I love words (to the extent that I’ve been known to peruse dictionaries for pleasure). The Story of English was one of my favourite TV programs, back (long way back) in the day.
So, of course, when I saw positive reviews for Robert Macfarlane’s book, Landmarks, I had to get hold of a copy. For, as the author says,
This is a book about the power of language,… It is a field guide to literature I love, and it is a word hoard of the astonishing lexis for landscape that exists in the comparison of islands, rivers, strands, fells, lochs, cities, towns, corries, hedgerows, fields and edgelands uneasily known as the British Isles.
I could tell I was going to enjoy the book as soon as I read that first paragraph. This isn’t going to be a book review, because I haven’t finished it yet. But I do want to share my thoughts on something else that Macfarlane says, very early on (in explaining his reasons for writing it).
For he discovered that a new edition of the Oxford Junior Dictionary (my kids had to have their own copies for school) had removed a number of words from its lexicon:
A sharp-eyed reader noticed that there had been a culling of words concerning nature. Under pressure, Oxford University Press revealed a list of the entries it lno longer felt to be relevant to a modern-day childhood. The deletions included acorn, adder, ash, beech, bluebell, buttercup, catkin, conker, cowslip, cygnet, dandelion*, fern, hazel, heather, heron, ivy, kingfisher, lark, mistletoe, nectar, newt, otter, pasture and willow.
In their place, the editors had added terms bearing on modern technology, including “attachment, block-graph, blog, broadband, bullet-point, celebrity, chatroom, committee, cut-and-paste, MP3 player and voice-mail”.
Now, I’m not someone who resists changes to the language. I know words change their meaning over time (which is why etymology is so much fun), and I know that words fall out of favour and into disuse, eventually to be lost. But that’s different from an editorial board making a conscious decision on what words are more, or less, important for children to know and understand.
The OUP editors were happy to explain the changes to Macfarlane: earlier editions had a reasonably large contingent of ‘nature’ words because a larger proportion of the population lived in semi-rural areas and would see plants, animals and the seasons on a regular basis.
“Nowadays the environment has changed.” There is a realisim to her response – but also an alarming acceptance of the idea that children might no longer see the seasons, or that the rural environment might be so unproblematically disposable.
Now, words have a certain power.
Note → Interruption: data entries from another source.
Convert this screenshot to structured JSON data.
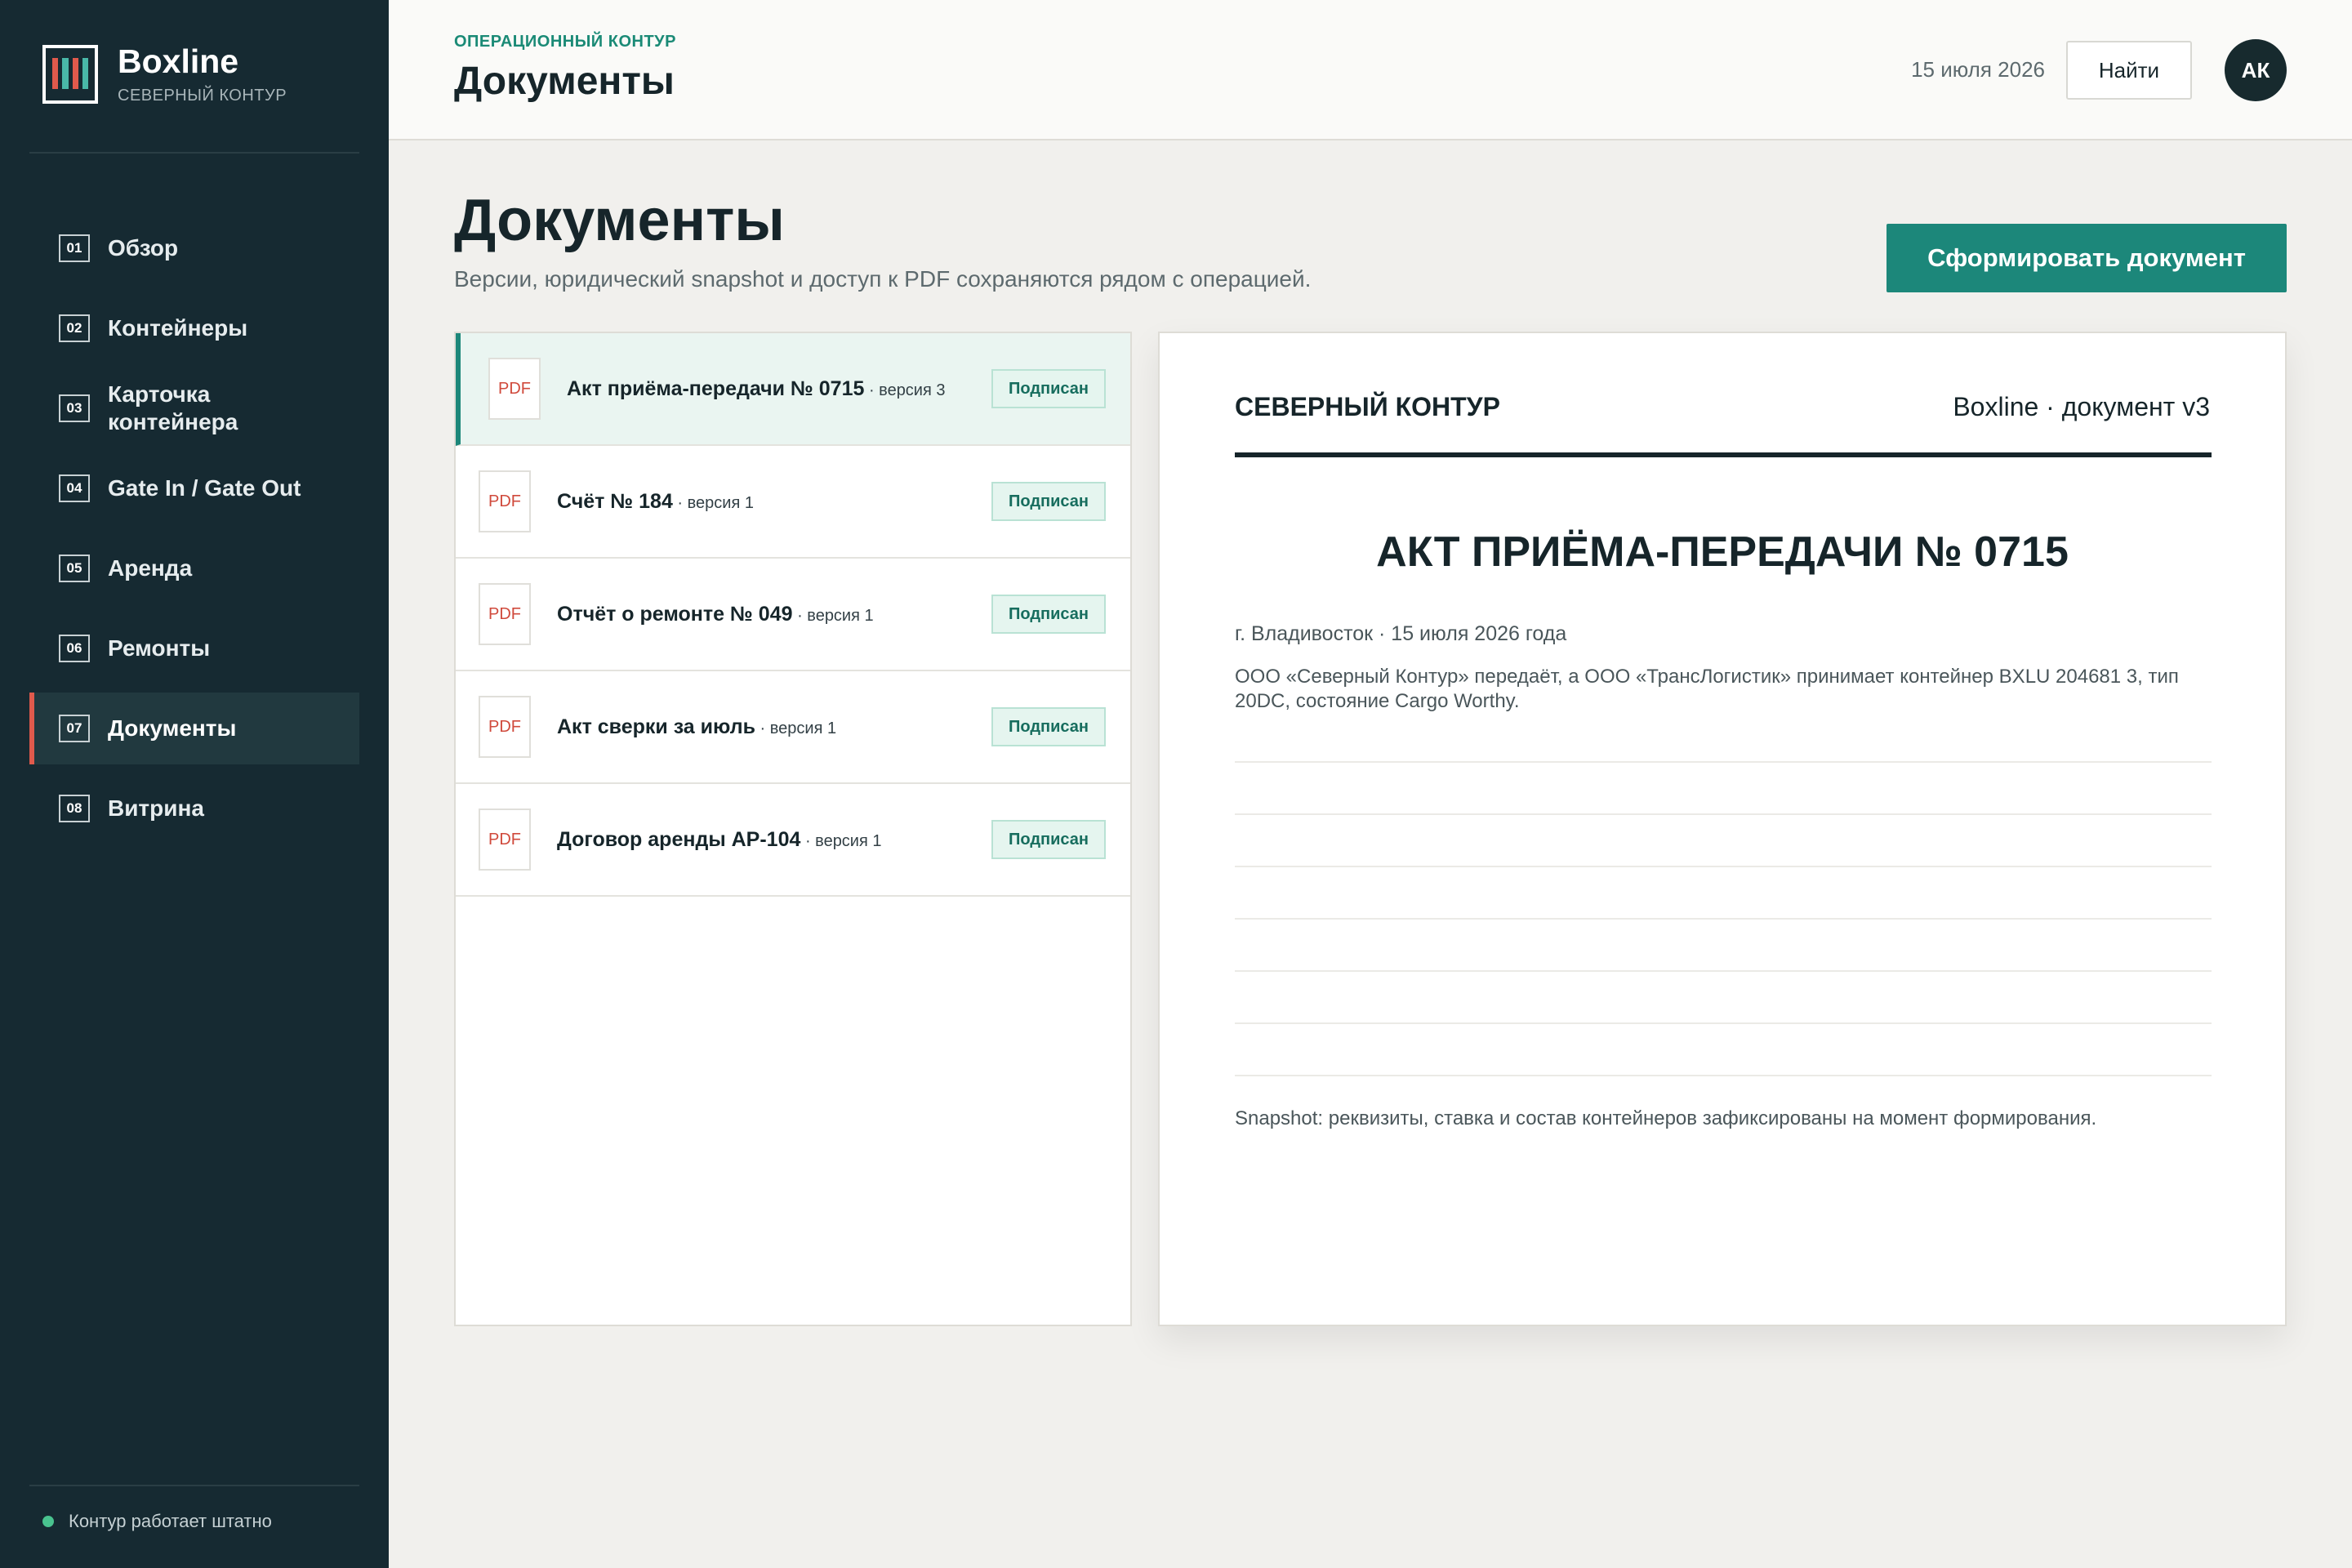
{
  "brand": {
    "name": "Boxline",
    "subtitle": "СЕВЕРНЫЙ КОНТУР",
    "logo_colors": [
      "#e05a4c",
      "#49b8a8",
      "#e05a4c",
      "#49b8a8"
    ]
  },
  "sidebar": {
    "items": [
      {
        "num": "01",
        "label": "Обзор",
        "active": false
      },
      {
        "num": "02",
        "label": "Контейнеры",
        "active": false
      },
      {
        "num": "03",
        "label": "Карточка контейнера",
        "active": false
      },
      {
        "num": "04",
        "label": "Gate In / Gate Out",
        "active": false
      },
      {
        "num": "05",
        "label": "Аренда",
        "active": false
      },
      {
        "num": "06",
        "label": "Ремонты",
        "active": false
      },
      {
        "num": "07",
        "label": "Документы",
        "active": true
      },
      {
        "num": "08",
        "label": "Витрина",
        "active": false
      }
    ],
    "status": "Контур работает штатно"
  },
  "topbar": {
    "eyebrow": "ОПЕРАЦИОННЫЙ КОНТУР",
    "title": "Документы",
    "date": "15 июля 2026",
    "find_label": "Найти",
    "avatar_initials": "АК"
  },
  "page": {
    "title": "Документы",
    "subtitle": "Версии, юридический snapshot и доступ к PDF сохраняются рядом с операцией.",
    "generate_label": "Сформировать документ"
  },
  "documents": [
    {
      "icon_label": "PDF",
      "name": "Акт приёма-передачи № 0715",
      "version": " · версия 3",
      "status": "Подписан",
      "active": true
    },
    {
      "icon_label": "PDF",
      "name": "Счёт № 184",
      "version": " · версия 1",
      "status": "Подписан",
      "active": false
    },
    {
      "icon_label": "PDF",
      "name": "Отчёт о ремонте № 049",
      "version": " · версия 1",
      "status": "Подписан",
      "active": false
    },
    {
      "icon_label": "PDF",
      "name": "Акт сверки за июль",
      "version": " · версия 1",
      "status": "Подписан",
      "active": false
    },
    {
      "icon_label": "PDF",
      "name": "Договор аренды AP-104",
      "version": " · версия 1",
      "status": "Подписан",
      "active": false
    }
  ],
  "preview": {
    "org": "СЕВЕРНЫЙ КОНТУР",
    "meta": "Boxline · документ v3",
    "title": "АКТ ПРИЁМА-ПЕРЕДАЧИ № 0715",
    "place_date": "г. Владивосток · 15 июля 2026 года",
    "body": "ООО «Северный Контур» передаёт, а ООО «ТрансЛогистик» принимает контейнер BXLU 204681 3, тип 20DC, состояние Cargo Worthy.",
    "note": "Snapshot: реквизиты, ставка и состав контейнеров зафиксированы на момент формирования."
  },
  "colors": {
    "accent": "#1c877a",
    "sidebar_bg": "#162a32",
    "active_marker": "#e05a4c",
    "pdf_red": "#d04a3c",
    "status_green": "#49c38f"
  }
}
Of course, you can convey a powerful message in relatively few short words! But a complex vocabulary allows precision in description, and (Macfarlane thinks, and I agree) also allows a sense of connection with the world. Not only is it sad to think that children may see less of the natural world these days, but it’s a concern if with the loss of vocabulary comes a reduction in the ability to engage with any precision in describing and understanding the natural world.
There is, after all, a big difference between knowing that something’s a tree, and knowing that it’s a particular type of tree with its own particular niche. If we lose the feeling of the specific that’s associated with the ability to name plants or animals with exactitude, do we also lose some amount of care for their individual survival, and for their wider environment? Macfarlane certainly thinks so, & says it far more eloquently than I can.
He quotes a colleague’s observation that
as people’s ‘working relationship with teh moorland [of Lewis] has changed, [so] the keen sense of conservation that went with it has atrophied, as has the language which accompanied that sense.
there are fewer people able to name [the features of the natural world], and that once they go unnamed they go to some degree unseen… As we further deplete our ability to name, describe and figure particular aspects of our places, our competence for understanding and imagining possible relationships with non-human nature is correspondingly depleted … Or as Tim Dee neatyly puts it, ‘Without a name made in our mouths, an animal or a place struggles to find purchase in our minds or our hearts.’
And so the loss of these words diminishes us all.
* Dandelion’s gone? Really? Dandelions pop up even in concrete jungles. If there was one flower I might expect city kids to see, it would be that.
R.Macfarlane (2015) Landmarks. pub. Hamilton
Featured image: Flickr CC, Axel Naud.